What is the cloud?
The cloud refers to servers that run on the internet rather than a local physical server. This system allows you to access data remotely. A few examples of cloud services are Google Drive, Apple iCloud, and Microsoft OneDrive, to name a few.
What is a Cloud Infrastructure?
A cloud infrastructure is much like a physical/on-prem infrastructure. A Cloud infrastructure mimics things like servers, switches, storage, etc. Computing, networking, storage, and virtualization make up a cloud infrastructure.
What are some of the benefits of a business moving to the cloud?
- Increased Security
- Cost Savings
- Disaster Recovery
- Reduced Risk
- Collaboration across teams
- Better Accessibility
One of the most beneficial aspects of the cloud is security. Unfortunately, no matter who you are, you are at risk from hackers, malware, phishing, and other cyber-attacks. Moving to the cloud can add an extra layer of support for your important data.
- When you store a file in the cloud, your files are encrypted, which means the files are difficult for cybercriminals to access.
- The cloud provides consistent and regular patches, reducing malware infection risk.
- When a business has critical data, it is far safer to keep that information off-site.
- With the cloud, it is easier to maintain compliance requirements.
Cost Savings $$$
Cost is a significant factor when businesses decide to move to the cloud or not. Therefore, looking at the initial cost of making the migration and all the benefits of a cloud-based infrastructure is essential. For example, 98% of organizations say a single hour of downtime costs over $100,000 https://www.the20.com/blog/the-cost-of-it-downtime/#:~:text=According%20to%20Gartner%2C%20the%20average,hour%20at%20the%20higher%20end.
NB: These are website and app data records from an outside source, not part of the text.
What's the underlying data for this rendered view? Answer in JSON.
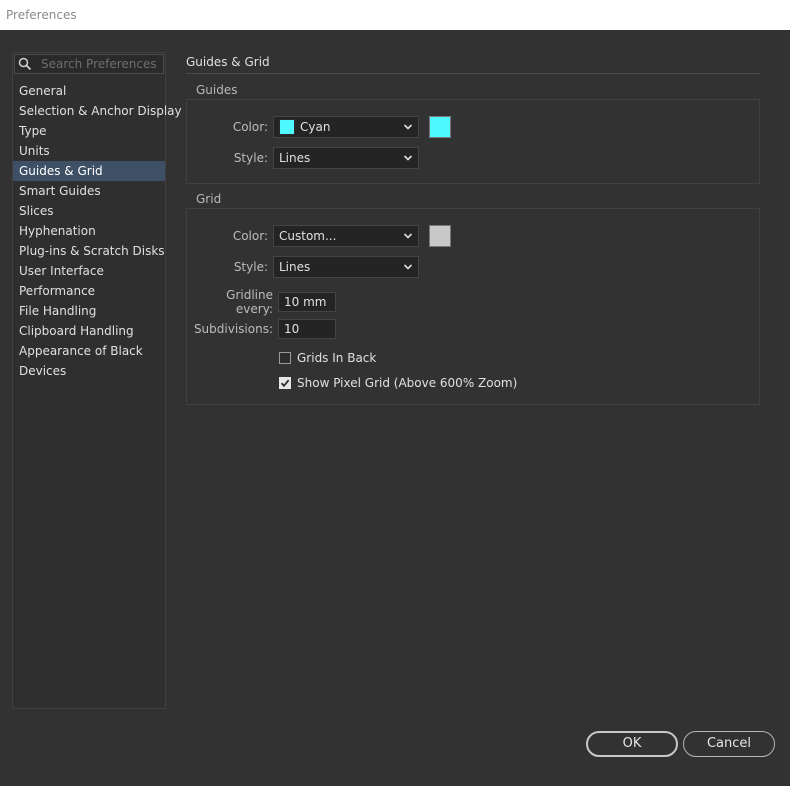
{
  "window": {
    "title": "Preferences"
  },
  "search": {
    "placeholder": "Search Preferences"
  },
  "nav": {
    "items": [
      "General",
      "Selection & Anchor Display",
      "Type",
      "Units",
      "Guides & Grid",
      "Smart Guides",
      "Slices",
      "Hyphenation",
      "Plug-ins & Scratch Disks",
      "User Interface",
      "Performance",
      "File Handling",
      "Clipboard Handling",
      "Appearance of Black",
      "Devices"
    ],
    "selected": "Guides & Grid"
  },
  "page": {
    "title": "Guides & Grid"
  },
  "guides": {
    "label": "Guides",
    "color_label": "Color:",
    "color_value": "Cyan",
    "color_hex": "#4ff7ff",
    "style_label": "Style:",
    "style_value": "Lines"
  },
  "grid": {
    "label": "Grid",
    "color_label": "Color:",
    "color_value": "Custom...",
    "color_hex": "#c8c8c8",
    "style_label": "Style:",
    "style_value": "Lines",
    "gridline_label": "Gridline every:",
    "gridline_value": "10 mm",
    "subdiv_label": "Subdivisions:",
    "subdiv_value": "10",
    "grids_in_back_label": "Grids In Back",
    "grids_in_back_checked": false,
    "pixel_grid_label": "Show Pixel Grid (Above 600% Zoom)",
    "pixel_grid_checked": true
  },
  "buttons": {
    "ok": "OK",
    "cancel": "Cancel"
  },
  "icons": {
    "search": "search-icon",
    "dropdown": "chevron-down-icon",
    "check": "checkmark-icon"
  }
}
Disasters happen; we all know that. Unfortunately, downtime for a business can be one of the most costly challenges a company faces because it leads to a loss of productivity, revenue, and reputation. With a cloud-based infrastructure, your business can recover far quicker than you can if a physical server fails.
When your data is stored in physical hardware like a computer or server, it is at a greater risk of loss. For example, if the server fails or the computer dies, you might not be able to get your data back. Things like viruses, age, and natural disasters can all cause hardware to malfunction. In addition, they can also be lost or stolen, posing a security risk.
You can access your data from any computer anywhere when you store your data on a cloud-based server.
Collaboration across teams
The cloud allows employees within the same organization to share information and collaborate on documents or other important company data. For example, with SharePoint, four employees can be working on the same document simultaneously, and the most recent version will be saved and accessible to all employees who have access.
Since the start of the pandemic, many businesses have decided to allow their employees to work from home part-time, if not 100% of the time. The cloud enables employees to access their company’s network from anywhere. In addition, they can access critical files and data from anywhere, increasing productivity and efficiency.